Ky (2020) [9] Prospective 83 NR 48:35 Vietnam 100 ≥10 Eosinophils/HPF Blood eosinophils, CT score, nasal polyp score
Lv (2020) [35] Cross-sectional 70 42.6±15.6 43:27 China 100 ≥10% Eosinophils/total infiltrating cells Blood eosinophils, CT score, IgE (IU/mL)
Sivrice (2020) [36] Prospective 299 45.43±14.92 179:120 Turkey 100 ≥10% Eosinophils/total infiltrating cells Blood eosinophils
Xu (2020) [37] Retrospective 99 40.6±12.1 62:37 China 100 ≥10% Eosinophils/total infiltrating cells Blood eosinophils, CT score, nasal polyp score, nasal symptom score, olfactory function
Yao (2020) [38] Cross-sectional 30 44.5 (38–50.75) 24:6 China 100 >10% Eosinophils/total infiltrating cells CT score, nasal polyp score
Yun (2020) [39] Cross-sectional 20 58.7±10.2 12:8 Japan 60 > 70 Eosinophils/HPF Blood eosinophils, IgE (IU/mL)
Zhu (2020) [40] Prospective 86 46.0 (35.5–57.0) 62:24 China 100 ≥10% Eosinophils/total infiltrating cells Blood eosinophils, CT score, IgE (IU/mL), nasal symptom score
Zhu (2020) [41] Cross-sectional 82 46 (52–50) NR China 100 ≥10% Eosinophils/total infiltrating cells Blood eosinophils, nasal polyp score, CT score, IgE (IU/mL), olfactory function, nasal symptom score
Ahn (2020) [42] Retrospective 224 50.6±13.5 153:71 Korea 70.1 JESREC score Olfactory function
Abbas (2020) [43] Cross-sectional 46 34.69±16.39 20:26 Sudan 100 ≥10 Eosinophils/HPF Blood eosinophils, CT score, nasal polyp score
Feng (2020) [45] Cross-sectional 34 39.16 18:16 China 100 ≥10% Eosinophils/total infiltrating cells Blood eosinophils, CT score, nasal symptom score

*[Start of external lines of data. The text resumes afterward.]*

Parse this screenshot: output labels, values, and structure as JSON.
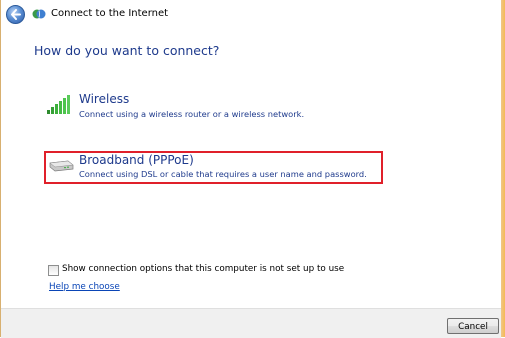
{
  "window": {
    "title": "Connect to the Internet"
  },
  "main": {
    "heading": "How do you want to connect?",
    "options": [
      {
        "title": "Wireless",
        "description": "Connect using a wireless router or a wireless network.",
        "icon": "signal-bars-icon"
      },
      {
        "title": "Broadband (PPPoE)",
        "description": "Connect using DSL or cable that requires a user name and password.",
        "icon": "modem-icon"
      }
    ],
    "show_options_label": "Show connection options that this computer is not set up to use",
    "show_options_checked": false,
    "help_link": "Help me choose"
  },
  "footer": {
    "cancel_label": "Cancel"
  },
  "colors": {
    "heading": "#1e3a8c",
    "link": "#0a45b6",
    "highlight_border": "#e0202a"
  }
}
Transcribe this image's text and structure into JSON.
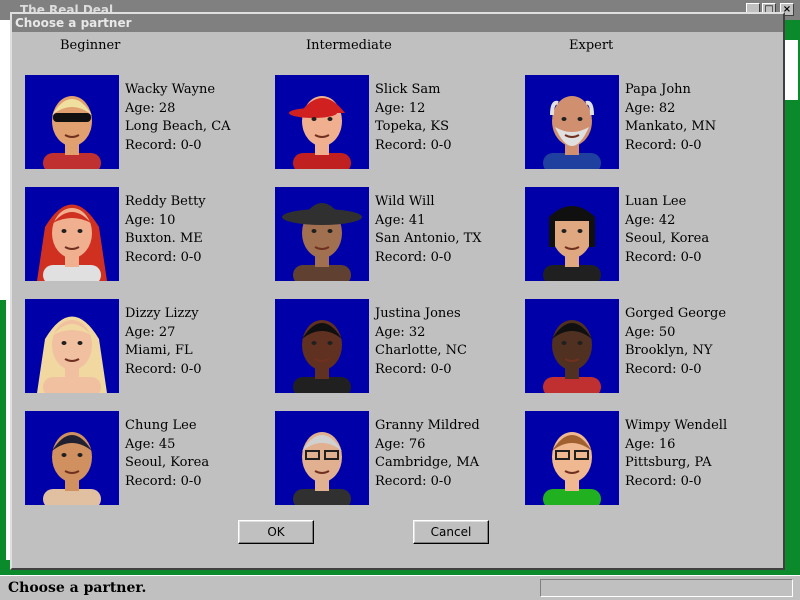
{
  "app": {
    "title": "The Real Deal"
  },
  "dialog": {
    "title": "Choose a partner",
    "ok_label": "OK",
    "cancel_label": "Cancel"
  },
  "levels": [
    {
      "label": "Beginner"
    },
    {
      "label": "Intermediate"
    },
    {
      "label": "Expert"
    }
  ],
  "partners": [
    {
      "name": "Wacky Wayne",
      "age": "Age: 28",
      "home": "Long Beach, CA",
      "record": "Record: 0-0",
      "hair": "#f0e0a0",
      "skin": "#e0a070",
      "shirt": "#c03030",
      "glasses": "sunglasses"
    },
    {
      "name": "Slick Sam",
      "age": "Age: 12",
      "home": "Topeka, KS",
      "record": "Record: 0-0",
      "hair": "#d02020",
      "skin": "#f0b090",
      "shirt": "#c02020",
      "glasses": "cap"
    },
    {
      "name": "Papa John",
      "age": "Age: 82",
      "home": "Mankato, MN",
      "record": "Record: 0-0",
      "hair": "#e0e0e0",
      "skin": "#d09070",
      "shirt": "#2040a0",
      "glasses": "beard"
    },
    {
      "name": "Reddy Betty",
      "age": "Age: 10",
      "home": "Buxton. ME",
      "record": "Record: 0-0",
      "hair": "#d03020",
      "skin": "#f0b090",
      "shirt": "#e0e0e0",
      "glasses": "longhair"
    },
    {
      "name": "Wild Will",
      "age": "Age: 41",
      "home": "San Antonio, TX",
      "record": "Record: 0-0",
      "hair": "#303030",
      "skin": "#a07050",
      "shirt": "#604030",
      "glasses": "hat"
    },
    {
      "name": "Luan Lee",
      "age": "Age: 42",
      "home": "Seoul, Korea",
      "record": "Record: 0-0",
      "hair": "#101010",
      "skin": "#e0a880",
      "shirt": "#202020",
      "glasses": "bob"
    },
    {
      "name": "Dizzy Lizzy",
      "age": "Age: 27",
      "home": "Miami, FL",
      "record": "Record: 0-0",
      "hair": "#f0d8a0",
      "skin": "#f0c0a0",
      "shirt": "#f0c0a0",
      "glasses": "longhair"
    },
    {
      "name": "Justina Jones",
      "age": "Age: 32",
      "home": "Charlotte, NC",
      "record": "Record: 0-0",
      "hair": "#101010",
      "skin": "#603020",
      "shirt": "#202020",
      "glasses": "none"
    },
    {
      "name": "Gorged George",
      "age": "Age: 50",
      "home": "Brooklyn, NY",
      "record": "Record: 0-0",
      "hair": "#101010",
      "skin": "#503020",
      "shirt": "#c03030",
      "glasses": "none"
    },
    {
      "name": "Chung Lee",
      "age": "Age: 45",
      "home": "Seoul, Korea",
      "record": "Record: 0-0",
      "hair": "#202030",
      "skin": "#d09060",
      "shirt": "#e0c0a0",
      "glasses": "none"
    },
    {
      "name": "Granny Mildred",
      "age": "Age: 76",
      "home": "Cambridge, MA",
      "record": "Record: 0-0",
      "hair": "#d0d0d0",
      "skin": "#e0b090",
      "shirt": "#303030",
      "glasses": "glasses"
    },
    {
      "name": "Wimpy Wendell",
      "age": "Age: 16",
      "home": "Pittsburg, PA",
      "record": "Record: 0-0",
      "hair": "#a06030",
      "skin": "#f0b890",
      "shirt": "#20b020",
      "glasses": "glasses"
    }
  ],
  "status": {
    "text": "Choose a partner."
  },
  "colors": {
    "portrait_bg": "#0000a8",
    "dialog_bg": "#c0c0c0",
    "felt": "#0a8a2a"
  }
}
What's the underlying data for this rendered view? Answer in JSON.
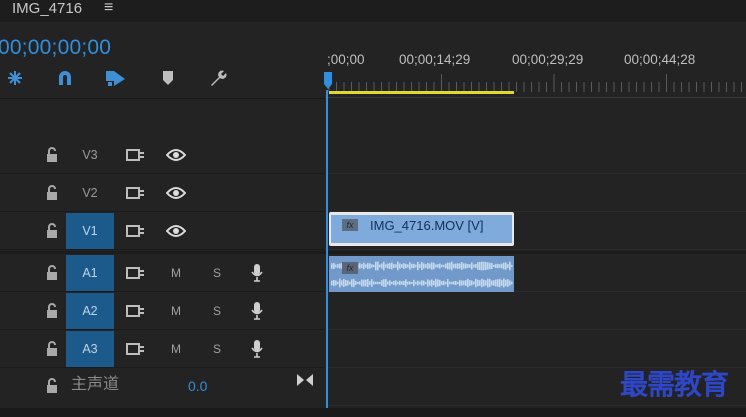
{
  "sequence": {
    "name": "IMG_4716",
    "menu_icon": "≡"
  },
  "timecode": "00;00;00;00",
  "tools": [
    {
      "name": "snap-icon"
    },
    {
      "name": "linked-selection-icon"
    },
    {
      "name": "add-marker-icon"
    },
    {
      "name": "marker-icon"
    },
    {
      "name": "settings-wrench-icon"
    }
  ],
  "ruler": {
    "ticks": [
      ";00;00",
      "00;00;14;29",
      "00;00;29;29",
      "00;00;44;28"
    ]
  },
  "video_tracks": [
    {
      "label": "V3",
      "active": false
    },
    {
      "label": "V2",
      "active": false
    },
    {
      "label": "V1",
      "active": true
    }
  ],
  "audio_tracks": [
    {
      "label": "A1",
      "mute": "M",
      "solo": "S"
    },
    {
      "label": "A2",
      "mute": "M",
      "solo": "S"
    },
    {
      "label": "A3",
      "mute": "M",
      "solo": "S"
    }
  ],
  "master": {
    "label": "主声道",
    "value": "0.0"
  },
  "clips": {
    "video": "IMG_4716.MOV [V]",
    "fx": "fx"
  },
  "watermark": "最需教育",
  "colors": {
    "accent": "#2f8fe0",
    "track_active": "#1d5a8c",
    "clip_video": "#7faadc",
    "clip_audio": "#7199c9",
    "workarea": "#e0d82a"
  }
}
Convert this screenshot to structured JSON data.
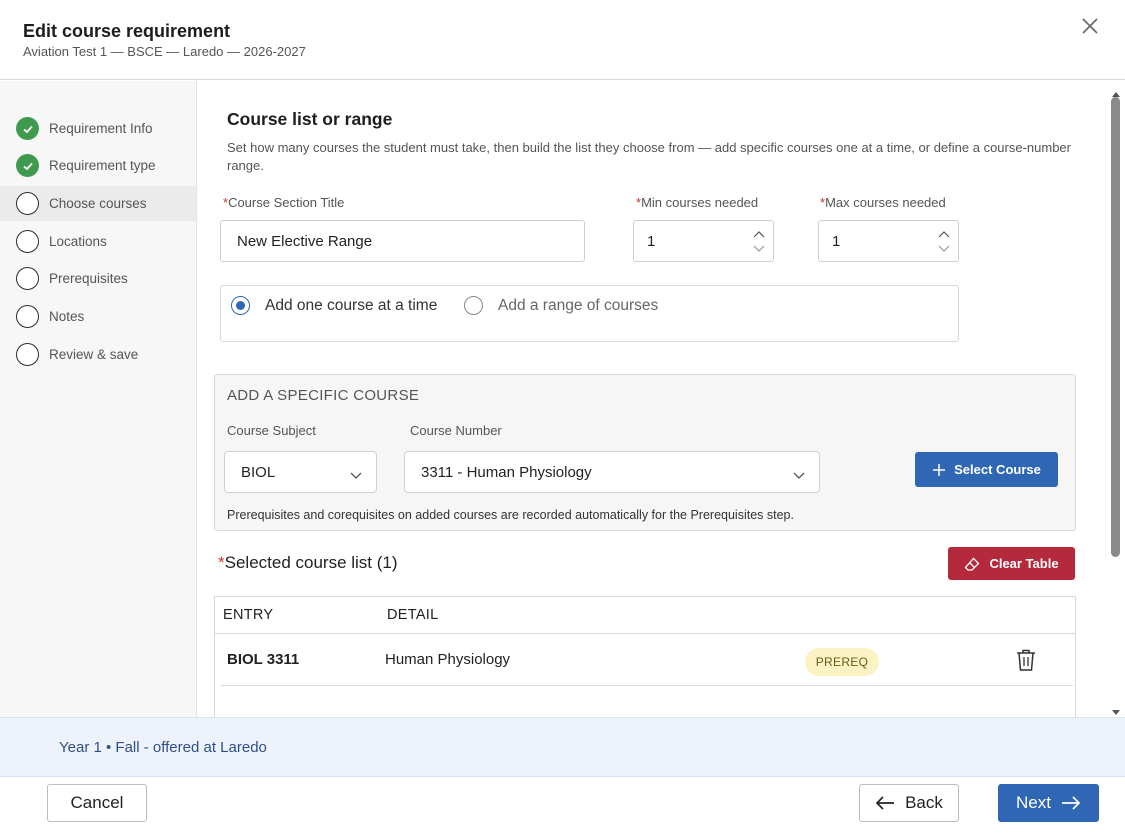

Kawasumi (2021) [45] Cross-sectional 45 NR 21:24 Japan NR ≥70 Eosinophils/HPF Blood eosinophils, CT score
Kowalik (2021) [46] Cross-sectional 96 48.8 60:36 Poland 56.3 ≥10 Eosinophils/HPF Nasal symptom score
Rha (2021) [47] Retrospective 53 47 (40.3–56) 40:13 Korea 100 ≥70 Eosinophils/HPF CT score
Takahashi (2021) [48] Retrospective 56 62.3±13.8 18:38 Japan NR JESREC score Blood eosinophils, IgE (IU/mL), CT score, olfactory function
Terada (2021) [49] Prospective 37 51 (34–63) 12:25 Japan NR JESREC score Blood eosinophils
Wang (2021) [50] Cross-sectional 32 50 (24.26–66.25) 25:7 China 100 ≥10 Eosinophils/HPF CT score, nasal symptom score
Zhong (2021) [51] Retrospective 65 42.79±6.11 37:28 China 100 ≥10 Eosinophils/HPF Blood eosinophils, CT score, nasal polyp score, nasal

Values are presented as mean±standard deviation, median (range), or range.

HPF, high-power field; IgE, immunoglobulin E; CT, computed tomography; JESREC, Japanese Epidemiological Survey of Refractory Eosinophilic Chronic Rhinosinusitis; NR, not reported.